Clutter. My first spiritual director recommended I devote one hour each weekday to sorting through the physical clutter in our house. This priority may seem trivial in the face of everything else we’re dealing with right now, but when the house is a mess, the rest of my life starts to feel unmanageable. Decluttering is one small thing I can do to feel less helpless when life gets chaotic.
Discernment. From the beginning, I have been questioning all kinds of dogma, from the spiritual and religious to the political and ideological. This “deconstruction/reconstruction” work started with questioning a lot of things I thought I knew, along with beliefs and values other people – whether liberal or conservative – want me to hold. I want to develop a belief/value system that both my rational mind and my conscience can accept, rather than simply parroting a set of values and beliefs that will let me fit in chameleon-like with my peers.
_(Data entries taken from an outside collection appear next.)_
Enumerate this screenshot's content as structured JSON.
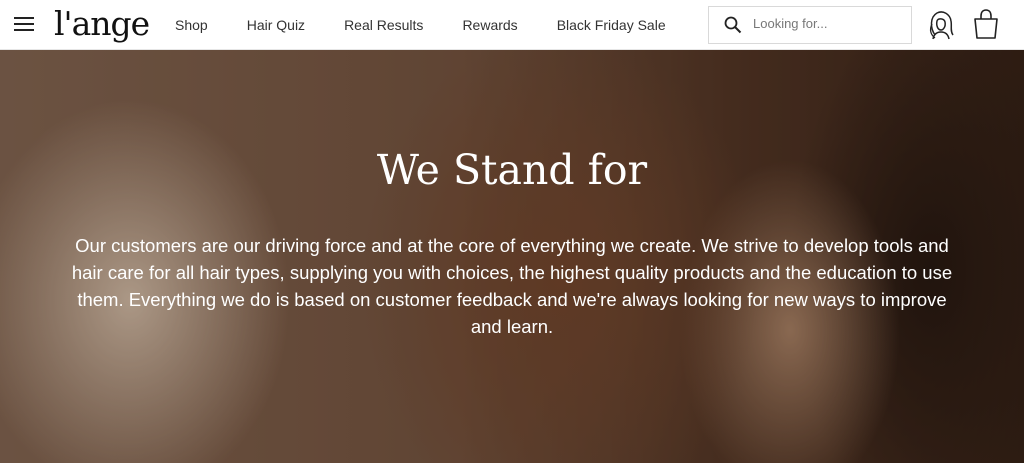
{
  "nav": {
    "logo": "l'ange",
    "links": [
      "Shop",
      "Hair Quiz",
      "Real Results",
      "Rewards",
      "Black Friday Sale"
    ]
  },
  "search": {
    "placeholder": "Looking for..."
  },
  "hero": {
    "title": "We Stand for",
    "body": "Our customers are our driving force and at the core of everything we create. We strive to develop tools and hair care for all hair types, supplying you with choices, the highest quality products and the education to use them. Everything we do is based on customer feedback and we're always looking for new ways to improve and learn."
  }
}
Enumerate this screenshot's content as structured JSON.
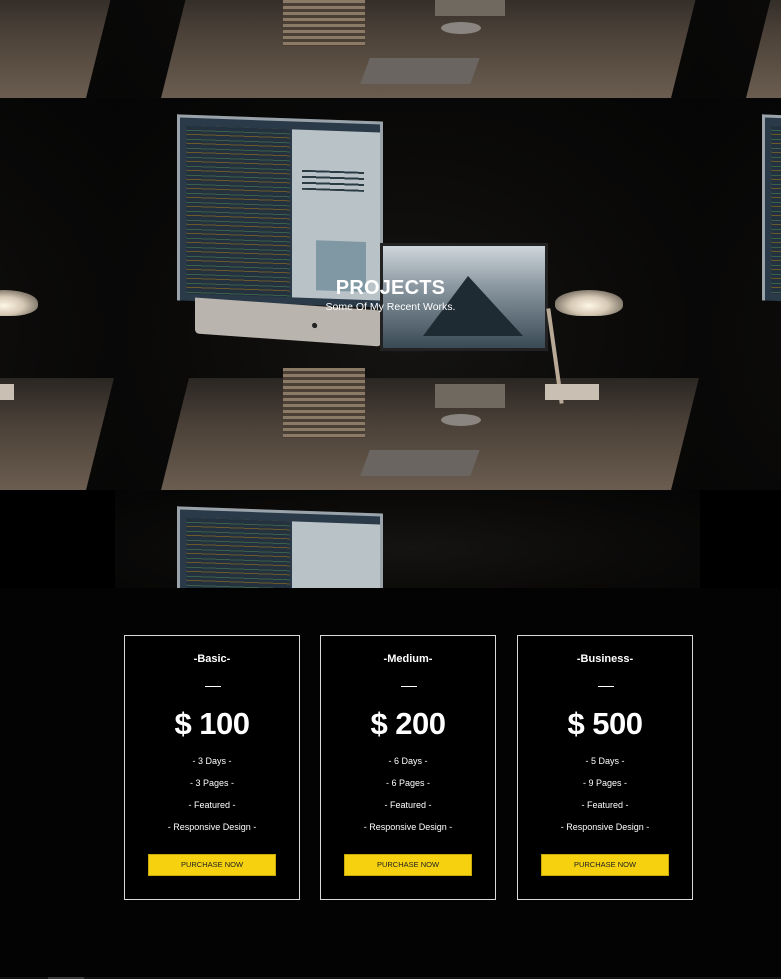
{
  "hero": {
    "title": "PROJECTS",
    "subtitle": "Some Of My Recent Works.",
    "image_description_icon": "desk-setup-image"
  },
  "pricing": {
    "plans": [
      {
        "name": "-Basic-",
        "price": "$ 100",
        "features": [
          "- 3 Days -",
          "- 3 Pages -",
          "- Featured -",
          "- Responsive Design -"
        ],
        "button": "PURCHASE NOW"
      },
      {
        "name": "-Medium-",
        "price": "$ 200",
        "features": [
          "- 6 Days -",
          "- 6 Pages -",
          "- Featured -",
          "- Responsive Design -"
        ],
        "button": "PURCHASE NOW"
      },
      {
        "name": "-Business-",
        "price": "$ 500",
        "features": [
          "- 5 Days -",
          "- 9 Pages -",
          "- Featured -",
          "- Responsive Design -"
        ],
        "button": "PURCHASE NOW"
      }
    ]
  },
  "colors": {
    "background": "#000000",
    "accent": "#f5d10f",
    "text": "#ffffff"
  }
}
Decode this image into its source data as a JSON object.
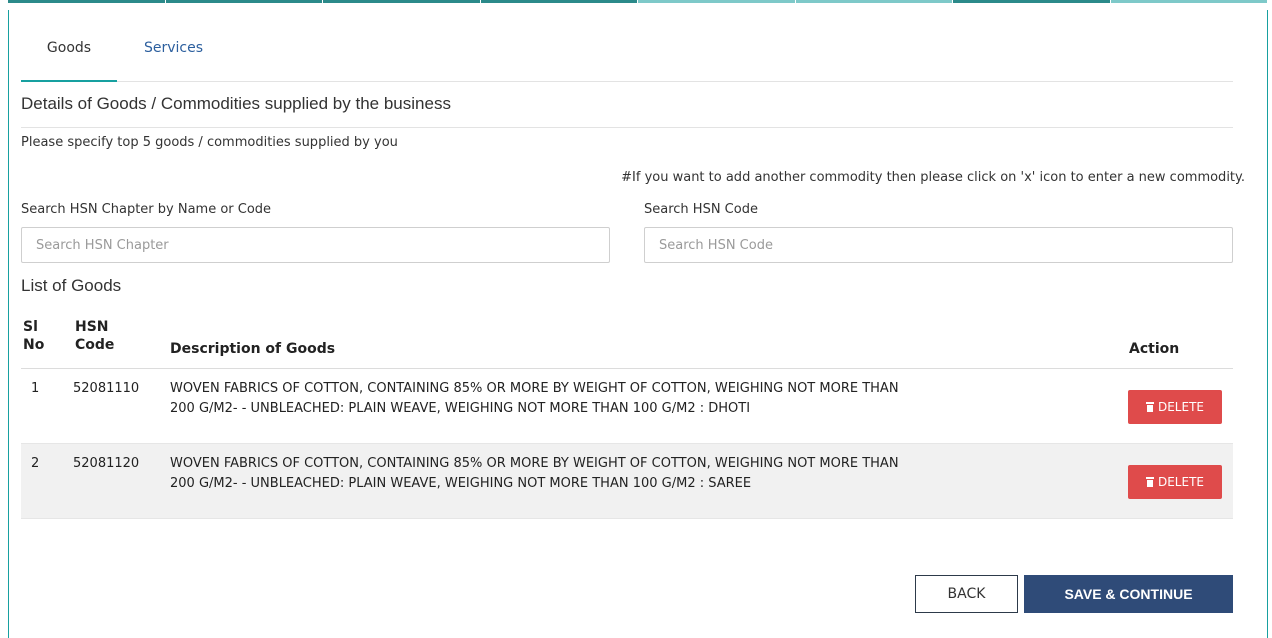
{
  "tabs": [
    {
      "label": "Goods",
      "active": true
    },
    {
      "label": "Services",
      "active": false
    }
  ],
  "section_title": "Details of Goods / Commodities supplied by the business",
  "instruction": "Please specify top 5 goods / commodities supplied by you",
  "note": "#If you want to add another commodity then please click on 'x' icon to enter a new commodity.",
  "search": {
    "chapter_label": "Search HSN Chapter by Name or Code",
    "chapter_placeholder": "Search HSN Chapter",
    "chapter_value": "",
    "code_label": "Search HSN Code",
    "code_placeholder": "Search HSN Code",
    "code_value": ""
  },
  "list_title": "List of Goods",
  "table": {
    "headers": {
      "sl_line1": "Sl",
      "sl_line2": "No",
      "hsn_line1": "HSN",
      "hsn_line2": "Code",
      "description": "Description of Goods",
      "action": "Action"
    },
    "rows": [
      {
        "sl": "1",
        "hsn": "52081110",
        "description_line1": "WOVEN FABRICS OF COTTON, CONTAINING 85% OR MORE BY WEIGHT OF COTTON, WEIGHING NOT MORE THAN",
        "description_line2": "200 G/M2- - UNBLEACHED: PLAIN WEAVE, WEIGHING NOT MORE THAN 100 G/M2 : DHOTI",
        "action_label": "DELETE"
      },
      {
        "sl": "2",
        "hsn": "52081120",
        "description_line1": "WOVEN FABRICS OF COTTON, CONTAINING 85% OR MORE BY WEIGHT OF COTTON, WEIGHING NOT MORE THAN",
        "description_line2": "200 G/M2- - UNBLEACHED: PLAIN WEAVE, WEIGHING NOT MORE THAN 100 G/M2 : SAREE",
        "action_label": "DELETE"
      }
    ]
  },
  "buttons": {
    "back": "BACK",
    "save": "SAVE & CONTINUE"
  },
  "icons": {
    "delete": "trash-icon"
  },
  "colors": {
    "accent": "#17a0a0",
    "link": "#2c5f9e",
    "delete": "#df4b4b",
    "primary": "#2f4b78",
    "row_alt": "#f1f1f1"
  }
}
What do I actually believe about God and why? What is God’s purpose or plan for my life? What are my values, or what should they be? How do I live my life in a way that is consistent with my beliefs and values? What are my own beliefs about the hot-button issues that consume our nation’s culture warriors? What is my role as a Christian in fighting or mitigating society’s problems and political battles? I would like to continue this discernment process.
Keeping our heads above water, for the next few months at least, is going to be a challenge for my husband and me. But I also want our lives to move beyond mere survival mode – from surviving to thriving. Hopefully our continued spiritual direction work can be a key part of making that happen, with God’s help.